Joi Ito's conversation with the living web.

You know when you lose your connection and both sides frantically try to call each other back and cross paths? Richard Wolpert has a new rule:

  1. if you initiated the call and it drops you call the other person back.
  2. if you received the call and it drops you just wait for the call back.

Pass it on.


I am happy to see that these rules for mobile phones match what my parents told me in the 1970s when I was old enough to use the telephone.

Of course, with the power of the redial button on modern handsets it makes sense to relearn good habits from days gone by.

Just do it like Ethernet - then it doesn't matter if the other side of the call knows the rules. Use exponential backoff. Wait some short random time - call back. If busy: Wait a longer time - call back, etc.

Agreed! Happy to see this spreading...

Alt method: Continue speaking on the phone for several minutes, as if your friend was still on the line, then get startled when your phone rings and it's inexplicably the friend you thought you were talking to that very second.

This rule comes naturally to some of us.

This rule works good, iff conversation was really established and has been continuing for some time. Aber consider this: your friend calls your, you hear his unclear voice through noise and fade, fail to recognize any single word, and than connection drops. Are you sure he ever can do a second call? And if he can, would conditions be any better? In practice I use "ethernet rule", combined to "first caller rule" to decide the first delay: If I made call first, I recall immediately, if it was other party -- after near one minute. And then in both cases continue doubling the interval.

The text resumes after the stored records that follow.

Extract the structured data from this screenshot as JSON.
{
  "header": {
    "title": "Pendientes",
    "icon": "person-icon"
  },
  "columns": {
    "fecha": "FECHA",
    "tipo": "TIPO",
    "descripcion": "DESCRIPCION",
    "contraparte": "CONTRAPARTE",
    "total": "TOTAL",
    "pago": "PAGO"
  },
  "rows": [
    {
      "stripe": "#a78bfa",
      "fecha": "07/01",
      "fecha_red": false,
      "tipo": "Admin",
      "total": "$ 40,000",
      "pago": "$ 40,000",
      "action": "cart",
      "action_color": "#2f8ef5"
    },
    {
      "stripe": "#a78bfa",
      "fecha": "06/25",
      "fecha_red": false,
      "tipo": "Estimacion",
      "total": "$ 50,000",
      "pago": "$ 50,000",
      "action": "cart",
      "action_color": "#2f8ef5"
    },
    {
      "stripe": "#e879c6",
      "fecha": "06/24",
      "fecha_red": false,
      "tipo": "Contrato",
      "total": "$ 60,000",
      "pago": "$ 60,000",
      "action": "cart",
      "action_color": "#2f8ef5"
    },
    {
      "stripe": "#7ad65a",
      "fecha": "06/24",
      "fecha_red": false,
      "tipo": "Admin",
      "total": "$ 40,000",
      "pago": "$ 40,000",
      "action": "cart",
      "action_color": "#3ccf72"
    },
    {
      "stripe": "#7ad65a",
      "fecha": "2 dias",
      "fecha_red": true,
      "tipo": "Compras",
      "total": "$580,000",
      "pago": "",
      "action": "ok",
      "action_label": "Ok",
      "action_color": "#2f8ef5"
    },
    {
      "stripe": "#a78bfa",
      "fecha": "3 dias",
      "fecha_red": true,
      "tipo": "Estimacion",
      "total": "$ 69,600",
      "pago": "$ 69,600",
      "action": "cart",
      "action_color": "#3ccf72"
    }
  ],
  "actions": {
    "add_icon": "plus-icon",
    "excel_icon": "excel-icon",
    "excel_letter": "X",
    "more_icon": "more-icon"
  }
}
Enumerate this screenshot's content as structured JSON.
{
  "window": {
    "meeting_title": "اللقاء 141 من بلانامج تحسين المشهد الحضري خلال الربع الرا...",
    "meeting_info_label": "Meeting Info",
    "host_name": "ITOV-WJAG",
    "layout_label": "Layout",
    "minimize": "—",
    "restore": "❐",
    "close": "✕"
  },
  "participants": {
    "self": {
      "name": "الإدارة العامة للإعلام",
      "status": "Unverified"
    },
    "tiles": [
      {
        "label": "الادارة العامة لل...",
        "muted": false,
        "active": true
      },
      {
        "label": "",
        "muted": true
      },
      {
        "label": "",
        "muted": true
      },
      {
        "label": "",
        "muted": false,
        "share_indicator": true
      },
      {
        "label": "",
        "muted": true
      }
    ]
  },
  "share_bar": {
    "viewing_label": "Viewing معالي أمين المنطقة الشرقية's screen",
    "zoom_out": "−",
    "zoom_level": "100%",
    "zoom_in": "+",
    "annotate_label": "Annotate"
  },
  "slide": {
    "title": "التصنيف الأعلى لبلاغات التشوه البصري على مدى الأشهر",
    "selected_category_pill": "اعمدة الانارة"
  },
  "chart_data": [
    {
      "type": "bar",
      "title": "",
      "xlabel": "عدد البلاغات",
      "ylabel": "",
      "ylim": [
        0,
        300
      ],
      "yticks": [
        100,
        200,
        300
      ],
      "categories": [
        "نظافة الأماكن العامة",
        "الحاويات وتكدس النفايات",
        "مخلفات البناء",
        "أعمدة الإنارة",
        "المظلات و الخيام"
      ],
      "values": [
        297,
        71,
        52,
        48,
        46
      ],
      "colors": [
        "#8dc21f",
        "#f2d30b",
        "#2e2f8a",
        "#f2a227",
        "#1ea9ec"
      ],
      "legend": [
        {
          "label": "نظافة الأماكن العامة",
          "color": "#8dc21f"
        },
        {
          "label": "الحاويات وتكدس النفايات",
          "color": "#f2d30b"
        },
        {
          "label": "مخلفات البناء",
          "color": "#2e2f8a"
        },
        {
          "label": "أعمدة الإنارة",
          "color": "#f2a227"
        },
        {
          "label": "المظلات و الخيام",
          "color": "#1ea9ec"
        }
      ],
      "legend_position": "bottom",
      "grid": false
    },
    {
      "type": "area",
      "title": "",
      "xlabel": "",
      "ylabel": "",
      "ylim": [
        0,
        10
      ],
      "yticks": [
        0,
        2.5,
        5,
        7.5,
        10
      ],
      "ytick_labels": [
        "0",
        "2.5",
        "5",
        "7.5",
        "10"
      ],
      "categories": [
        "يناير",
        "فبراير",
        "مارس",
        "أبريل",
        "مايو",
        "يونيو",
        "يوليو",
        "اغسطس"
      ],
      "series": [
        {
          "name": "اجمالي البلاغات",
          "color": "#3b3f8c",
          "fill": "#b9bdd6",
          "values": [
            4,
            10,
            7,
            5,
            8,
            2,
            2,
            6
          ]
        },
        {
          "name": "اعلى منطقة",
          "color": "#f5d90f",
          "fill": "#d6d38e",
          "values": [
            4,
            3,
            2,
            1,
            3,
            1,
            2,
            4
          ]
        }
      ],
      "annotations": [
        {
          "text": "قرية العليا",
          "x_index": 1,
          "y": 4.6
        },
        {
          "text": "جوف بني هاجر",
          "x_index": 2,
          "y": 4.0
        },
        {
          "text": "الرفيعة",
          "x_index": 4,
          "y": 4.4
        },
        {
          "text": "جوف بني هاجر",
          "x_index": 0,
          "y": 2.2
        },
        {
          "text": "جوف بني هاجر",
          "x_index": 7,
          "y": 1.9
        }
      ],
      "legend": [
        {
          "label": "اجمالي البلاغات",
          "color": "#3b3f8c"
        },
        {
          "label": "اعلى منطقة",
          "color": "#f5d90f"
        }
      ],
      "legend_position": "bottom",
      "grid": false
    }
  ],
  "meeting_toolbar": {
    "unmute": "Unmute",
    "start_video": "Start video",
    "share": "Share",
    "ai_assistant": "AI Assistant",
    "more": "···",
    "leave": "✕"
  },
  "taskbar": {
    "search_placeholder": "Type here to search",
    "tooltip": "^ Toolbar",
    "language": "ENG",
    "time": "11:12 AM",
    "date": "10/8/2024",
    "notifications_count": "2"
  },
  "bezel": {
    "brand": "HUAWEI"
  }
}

Nice rule. I was thinking the same as comment #3. I actually think about exponential backoff everytime I encounter that awkward social situation of bumping into someone and figuring out whether to go to their left, go to their right, or just stand still...

How about lawn watering rules: odd-numbered callers call back on Sunday and Thursday, even-numbered callers on Saturday and Wednesday, businesses on Monday and Friday, and just give up on Tuesday.

Yeah unfortunately this assumes a utopia where everyone knows The Rule, or you know for sure that the other party knows the rule. Perhaps establishing this at the start of a call by declaring "Caller calls back rule!" This has the added benefit of spreading said rule too.
(ack, I can't believe I am aiding the propagation of rules.)

This assumes you remember who initiated the call.

To me this rule is self-evident, but in rare cases you'll always experience that it is not. That's why it's good to write down such 'rules' in order to make them explicit. It is part of the social contract in the age of the machines. Geert

While we're at it, how about some rules on social kissing? We need some rules for that. Well, here in Britain anyway.

I use the exact opposite of this rule - many of my friends use prepay phone cards, and most calls drop because they're out of budget...

Hurray for utterly conflicting rules!

Alex: I've been in anumber of work-related calls that have gone on for so long a time, and been so stultifying, that they've burnt out whatever brain cells were used to flag who made the call....

No, no, no. This is not the way. Always the person who dropped the call should make the call back. The Scovill Protocol (what this is called) is very clear because you don't know how long the droppers going to be out of range (it could be short tunnel) or a long ride in an elevator.

Please stick to the Scovill Protocol - whoever dropped the call makes the call back. The droppee (is that a word?) waits.

And tell everyone so that we can clear it up. And dont worry about the case where both drop the call... very infrequent.